- After your triangles have dried, go back over any that look like they need a second coat.
- If your marker starts to dry up, depress the tip on a piece of scrap fabric or paper a few times to re-coat the tip with fabric paint. But do a test triangle first to make sure you don’t accidentally release a huge blob of paint onto your shoe with your next mark!
- Take this on when you are not in a rush; enjoy the slow, but steady process of drawing your triangles, and you’ll find it therapeutic. I recommend background music, too! Perhaps a lil Pandora?
And that, my friends, is it! (Not half as intimidating as I first expected.) Thanks again to Queen Allison for her sage wisdom with this project, and helping me figure out how to see it through to completion!
Breaking ’em in!
And these shoes were made for walkin’, and that’s just what they did!
Yesterday, Mark and I took a day trip to St. Augustine since I have never been, and it was one of Mark’s favorite spots to visit as a kid; I also seized the opportunity to break in my new (and improved!) retro canvas shoes!
Here are some of the places my shoes journeyed yesterday:
And since there’s even more to the city of St. Augustine than the pretty pathways, here are some of the sights we saw, as captured in photos by myself and Mark:
Even though it was a scorcher, we had such a blast. And I can’t help but think that my revamped footwear gave me an extra skip in my step!
Dear reader, I hope you have a glorious weekend–one that perhaps involves exploring a new city or tackling a fun craft project. In fact, I’d love to know your weekend plans in the comments below. Or if you’ve been to St. Augustine before, what were your favorite parts of your visit? Anything we missed that we have to hit next time?

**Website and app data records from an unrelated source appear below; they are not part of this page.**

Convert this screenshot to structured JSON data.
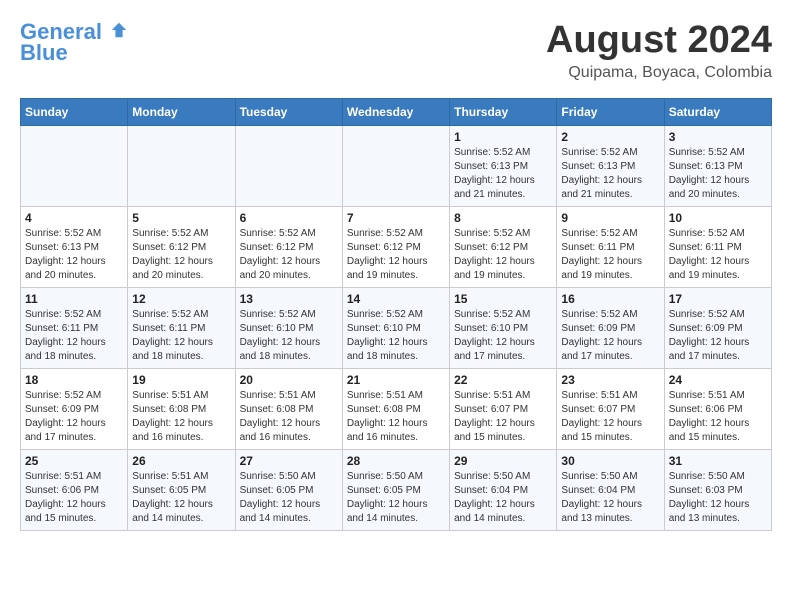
{
  "logo": {
    "line1": "General",
    "line2": "Blue"
  },
  "title": "August 2024",
  "subtitle": "Quipama, Boyaca, Colombia",
  "weekdays": [
    "Sunday",
    "Monday",
    "Tuesday",
    "Wednesday",
    "Thursday",
    "Friday",
    "Saturday"
  ],
  "weeks": [
    [
      {
        "day": "",
        "detail": ""
      },
      {
        "day": "",
        "detail": ""
      },
      {
        "day": "",
        "detail": ""
      },
      {
        "day": "",
        "detail": ""
      },
      {
        "day": "1",
        "detail": "Sunrise: 5:52 AM\nSunset: 6:13 PM\nDaylight: 12 hours\nand 21 minutes."
      },
      {
        "day": "2",
        "detail": "Sunrise: 5:52 AM\nSunset: 6:13 PM\nDaylight: 12 hours\nand 21 minutes."
      },
      {
        "day": "3",
        "detail": "Sunrise: 5:52 AM\nSunset: 6:13 PM\nDaylight: 12 hours\nand 20 minutes."
      }
    ],
    [
      {
        "day": "4",
        "detail": "Sunrise: 5:52 AM\nSunset: 6:13 PM\nDaylight: 12 hours\nand 20 minutes."
      },
      {
        "day": "5",
        "detail": "Sunrise: 5:52 AM\nSunset: 6:12 PM\nDaylight: 12 hours\nand 20 minutes."
      },
      {
        "day": "6",
        "detail": "Sunrise: 5:52 AM\nSunset: 6:12 PM\nDaylight: 12 hours\nand 20 minutes."
      },
      {
        "day": "7",
        "detail": "Sunrise: 5:52 AM\nSunset: 6:12 PM\nDaylight: 12 hours\nand 19 minutes."
      },
      {
        "day": "8",
        "detail": "Sunrise: 5:52 AM\nSunset: 6:12 PM\nDaylight: 12 hours\nand 19 minutes."
      },
      {
        "day": "9",
        "detail": "Sunrise: 5:52 AM\nSunset: 6:11 PM\nDaylight: 12 hours\nand 19 minutes."
      },
      {
        "day": "10",
        "detail": "Sunrise: 5:52 AM\nSunset: 6:11 PM\nDaylight: 12 hours\nand 19 minutes."
      }
    ],
    [
      {
        "day": "11",
        "detail": "Sunrise: 5:52 AM\nSunset: 6:11 PM\nDaylight: 12 hours\nand 18 minutes."
      },
      {
        "day": "12",
        "detail": "Sunrise: 5:52 AM\nSunset: 6:11 PM\nDaylight: 12 hours\nand 18 minutes."
      },
      {
        "day": "13",
        "detail": "Sunrise: 5:52 AM\nSunset: 6:10 PM\nDaylight: 12 hours\nand 18 minutes."
      },
      {
        "day": "14",
        "detail": "Sunrise: 5:52 AM\nSunset: 6:10 PM\nDaylight: 12 hours\nand 18 minutes."
      },
      {
        "day": "15",
        "detail": "Sunrise: 5:52 AM\nSunset: 6:10 PM\nDaylight: 12 hours\nand 17 minutes."
      },
      {
        "day": "16",
        "detail": "Sunrise: 5:52 AM\nSunset: 6:09 PM\nDaylight: 12 hours\nand 17 minutes."
      },
      {
        "day": "17",
        "detail": "Sunrise: 5:52 AM\nSunset: 6:09 PM\nDaylight: 12 hours\nand 17 minutes."
      }
    ],
    [
      {
        "day": "18",
        "detail": "Sunrise: 5:52 AM\nSunset: 6:09 PM\nDaylight: 12 hours\nand 17 minutes."
      },
      {
        "day": "19",
        "detail": "Sunrise: 5:51 AM\nSunset: 6:08 PM\nDaylight: 12 hours\nand 16 minutes."
      },
      {
        "day": "20",
        "detail": "Sunrise: 5:51 AM\nSunset: 6:08 PM\nDaylight: 12 hours\nand 16 minutes."
      },
      {
        "day": "21",
        "detail": "Sunrise: 5:51 AM\nSunset: 6:08 PM\nDaylight: 12 hours\nand 16 minutes."
      },
      {
        "day": "22",
        "detail": "Sunrise: 5:51 AM\nSunset: 6:07 PM\nDaylight: 12 hours\nand 15 minutes."
      },
      {
        "day": "23",
        "detail": "Sunrise: 5:51 AM\nSunset: 6:07 PM\nDaylight: 12 hours\nand 15 minutes."
      },
      {
        "day": "24",
        "detail": "Sunrise: 5:51 AM\nSunset: 6:06 PM\nDaylight: 12 hours\nand 15 minutes."
      }
    ],
    [
      {
        "day": "25",
        "detail": "Sunrise: 5:51 AM\nSunset: 6:06 PM\nDaylight: 12 hours\nand 15 minutes."
      },
      {
        "day": "26",
        "detail": "Sunrise: 5:51 AM\nSunset: 6:05 PM\nDaylight: 12 hours\nand 14 minutes."
      },
      {
        "day": "27",
        "detail": "Sunrise: 5:50 AM\nSunset: 6:05 PM\nDaylight: 12 hours\nand 14 minutes."
      },
      {
        "day": "28",
        "detail": "Sunrise: 5:50 AM\nSunset: 6:05 PM\nDaylight: 12 hours\nand 14 minutes."
      },
      {
        "day": "29",
        "detail": "Sunrise: 5:50 AM\nSunset: 6:04 PM\nDaylight: 12 hours\nand 14 minutes."
      },
      {
        "day": "30",
        "detail": "Sunrise: 5:50 AM\nSunset: 6:04 PM\nDaylight: 12 hours\nand 13 minutes."
      },
      {
        "day": "31",
        "detail": "Sunrise: 5:50 AM\nSunset: 6:03 PM\nDaylight: 12 hours\nand 13 minutes."
      }
    ]
  ]
}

P.P.S. I rather enjoy linking up my projects to these parties.